Si bien existen muchas experiencias bien documentadas a lo largo de todo el planeta, en México el uso del vetiver todavía no es muy generalizado y son pocos proyectos los que lo implementan a la escala necesaria para que dicha tecnología exprese su potencial de regeneración.

Por un lado, es complicada su propagación ya que solamente se logra por división vegetativa de raíces de una planta madre y por otro, falta la difusión de las experiencias exitosas en diferentes contextos.

Las Cañadas ha sido uno de los proyectos pioneros en la introducción y difusión del uso del pasto Vetiver en México y en colaboración con Estampa Verde ofrecemos este taller intensivo que ofrece un recorrido por las prácticas más efectivas de implementación del Sistema Vetiver para la agricultura regenerativa.

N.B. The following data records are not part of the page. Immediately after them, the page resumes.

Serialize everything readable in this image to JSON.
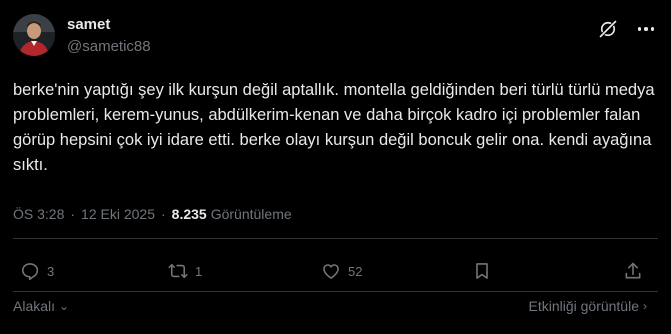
{
  "author": {
    "name": "samet",
    "handle": "@sametic88"
  },
  "tweet": {
    "text": "berke'nin yaptığı şey ilk kurşun değil aptallık. montella geldiğinden beri türlü türlü medya problemleri, kerem-yunus, abdülkerim-kenan ve daha birçok kadro içi problemler falan görüp hepsini çok iyi idare etti. berke olayı kurşun değil boncuk gelir ona. kendi ayağına sıktı.",
    "time": "ÖS 3:28",
    "separator": "·",
    "date": "12 Eki 2025",
    "views_count": "8.235",
    "views_label": "Görüntüleme"
  },
  "actions": {
    "reply": {
      "icon": "reply-icon",
      "count": "3"
    },
    "retweet": {
      "icon": "retweet-icon",
      "count": "1"
    },
    "like": {
      "icon": "heart-icon",
      "count": "52"
    },
    "bookmark": {
      "icon": "bookmark-icon"
    },
    "share": {
      "icon": "share-icon"
    }
  },
  "footer": {
    "related_label": "Alakalı",
    "activity_label": "Etkinliği görüntüle"
  },
  "colors": {
    "background": "#000000",
    "text": "#e7e9ea",
    "muted": "#71767b",
    "divider": "#2f3336"
  }
}
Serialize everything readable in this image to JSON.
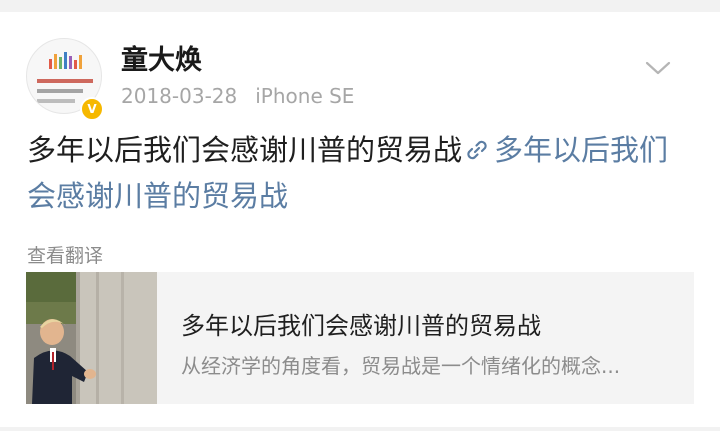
{
  "post": {
    "username": "童大焕",
    "date": "2018-03-28",
    "device": "iPhone SE",
    "text": "多年以后我们会感谢川普的贸易战",
    "link_text": "多年以后我们会感谢川普的贸易战",
    "translate_label": "查看翻译"
  },
  "link_card": {
    "title": "多年以后我们会感谢川普的贸易战",
    "description": "从经济学的角度看，贸易战是一个情绪化的概念..."
  },
  "icons": {
    "avatar": "avatar-icon",
    "verified": "verified-badge-icon",
    "menu": "chevron-down-icon",
    "link": "link-icon"
  },
  "colors": {
    "link": "#5b7da3",
    "meta": "#a6a6a6",
    "card_bg": "#f4f4f4",
    "verified": "#f6b800"
  }
}
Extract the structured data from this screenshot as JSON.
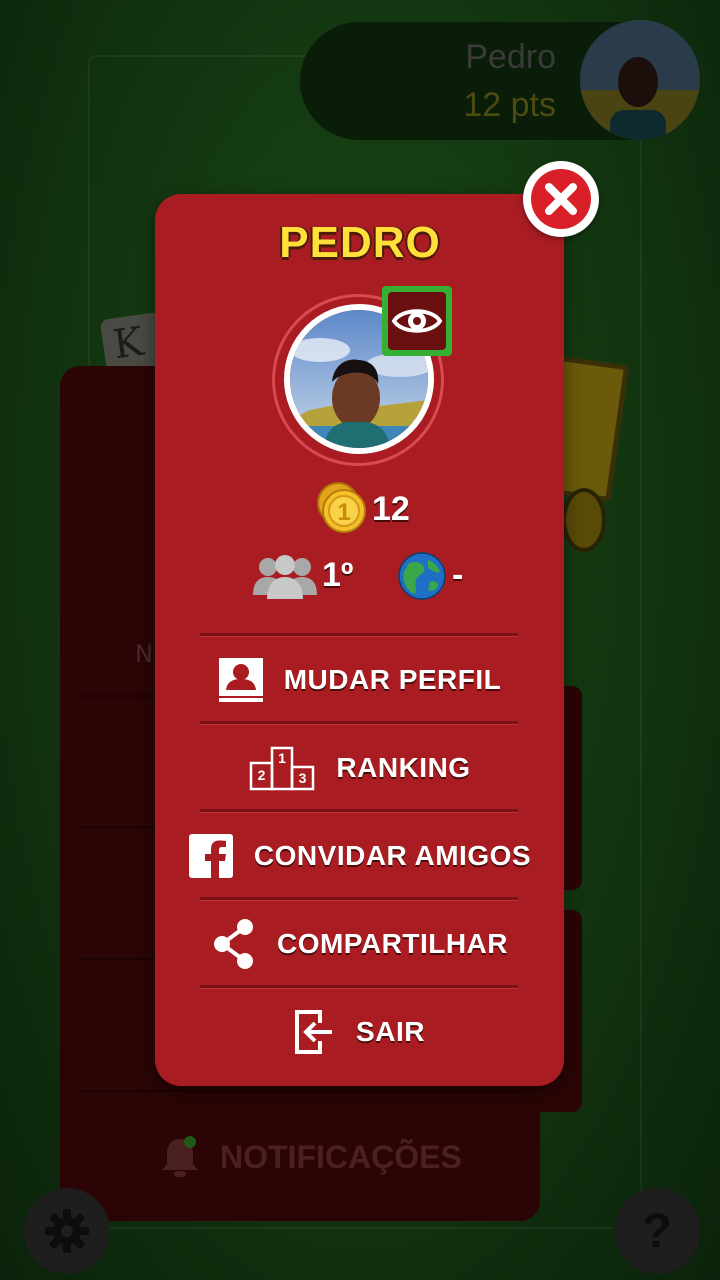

Treeplating Bootcamp

RI Partner La Junquera Farm is a 1,100-hectare farm working with regenerative practices since 2015. It is based in the Northwest of Murcia, one of the most desertified areas on the Iberian Peninsula.

La Junquera is much more than a farm, it is a meeting point. Here regenerative and sustainable projects are developed education, research, entrepreneurship, and ecosystem restoration. This all happens in a unique and exciting environment.

Here is their calendar of courses on regenerative agriculture for March and July 2024:


Regenerate Europe Conference 2024

Regenerate Europe Conference is an annual gathering of regenerative thought leaders, entrepreneurs, and change-makers from across the globe working toward reinventing existing models of shared value creation, trade, collaboration and competition in ways that don’t fragment, extract and exploit, but rather enrich all people while restoring our common ecological foundations.

Reflecting the personal journey of its founder, Dr. Irena Ateljevic, who left her esteemed professorship at Wageningen University to genuinely “walk the talk,” the Regenerate Europe Conference seeks to bridge the gap between visionary thinking and actionable solutions. Through a series of workshops, discussions, and hands-on sessions, the conference provides tools and techniques that attendees can implement in their own lives and spheres of influence. This approach ensures that the lofty ideals of regeneration are grounded in tangible actions that can lead to meaningful and lasting change in our communities, regions and the world.